TASK INSTRUCTIONS →
Scanning the entries below, copy every line that contains the word "label".

[Data about app and page elements]
━━━━━━━━━━

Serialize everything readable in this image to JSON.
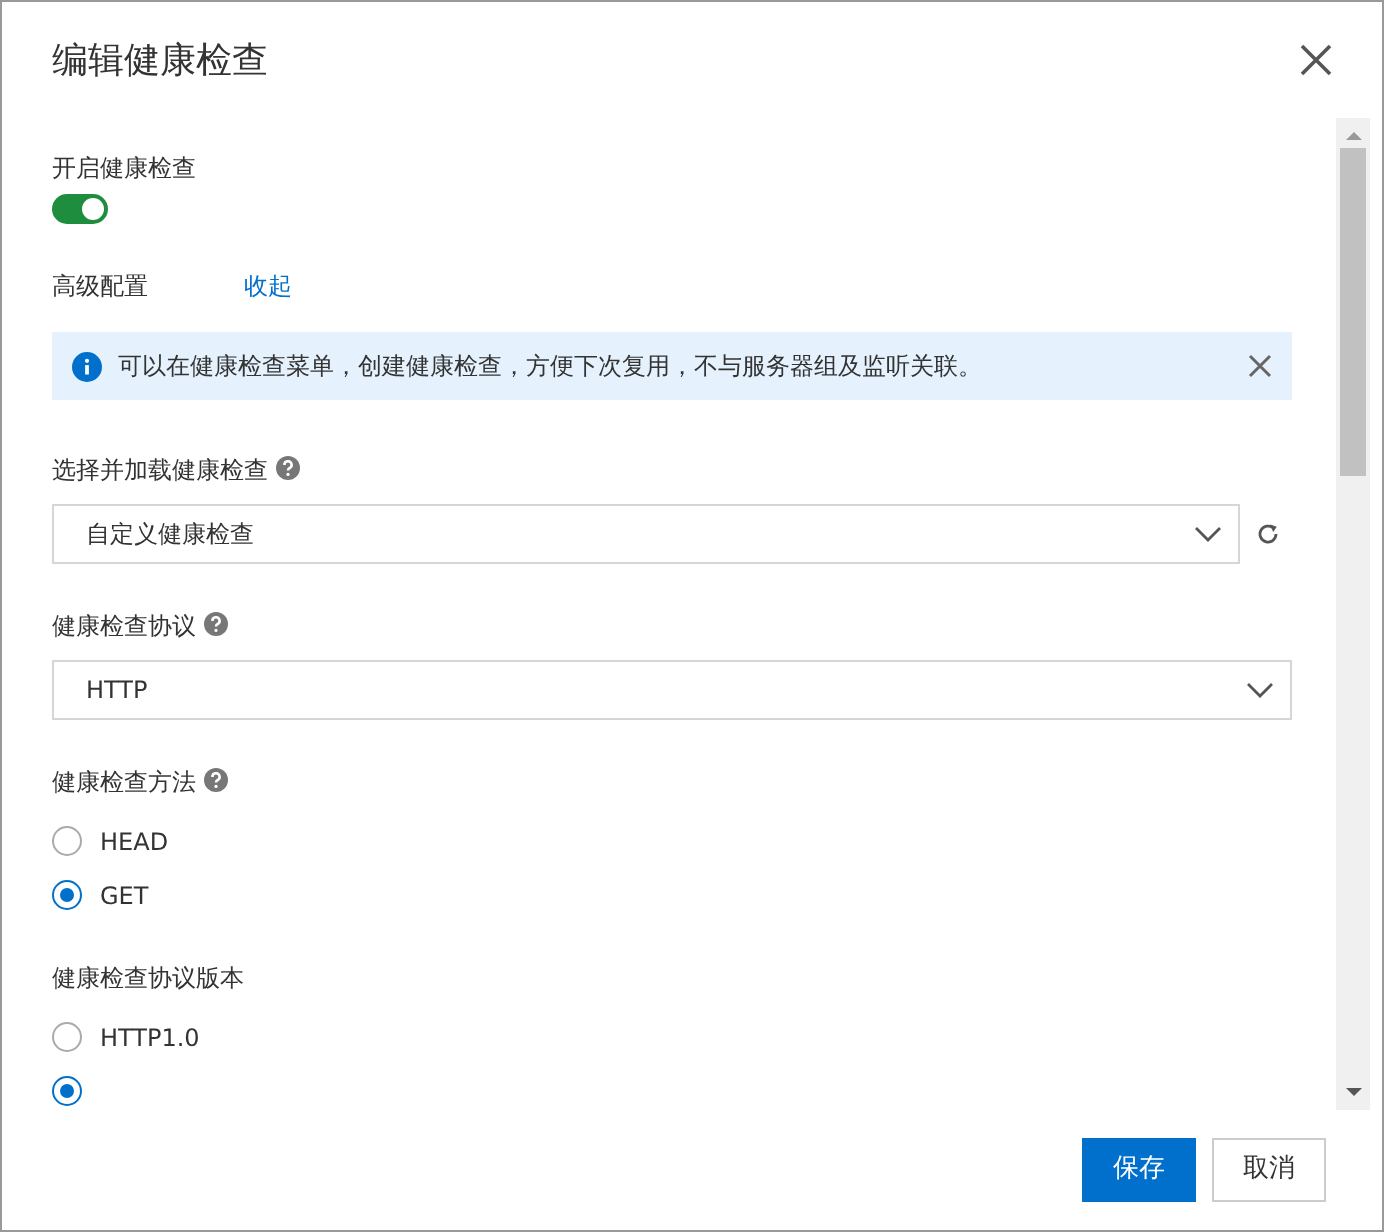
{
  "dialog": {
    "title": "编辑健康检查"
  },
  "health_check": {
    "label": "开启健康检查",
    "on": true
  },
  "advanced": {
    "label": "高级配置",
    "link": "收起"
  },
  "alert": {
    "text": "可以在健康检查菜单，创建健康检查，方便下次复用，不与服务器组及监听关联。"
  },
  "template_select": {
    "label": "选择并加载健康检查",
    "value": "自定义健康检查"
  },
  "protocol_select": {
    "label": "健康检查协议",
    "value": "HTTP"
  },
  "method": {
    "label": "健康检查方法",
    "options": [
      {
        "label": "HEAD",
        "selected": false
      },
      {
        "label": "GET",
        "selected": true
      }
    ]
  },
  "version": {
    "label": "健康检查协议版本",
    "options": [
      {
        "label": "HTTP1.0",
        "selected": false
      },
      {
        "selected": true
      }
    ]
  },
  "buttons": [
    {
      "label": "保存",
      "kind": "primary"
    },
    {
      "label": "取消",
      "kind": "secondary"
    }
  ]
}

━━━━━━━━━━

WRITTEN SOLUTION →
    "label": "开启健康检查",
    "label": "高级配置",
    "label": "选择并加载健康检查",
    "label": "健康检查协议",
    "label": "健康检查方法",
        "label": "HEAD",
        "label": "GET",
    "label": "健康检查协议版本",
        "label": "HTTP1.0",
      "label": "保存",
      "label": "取消",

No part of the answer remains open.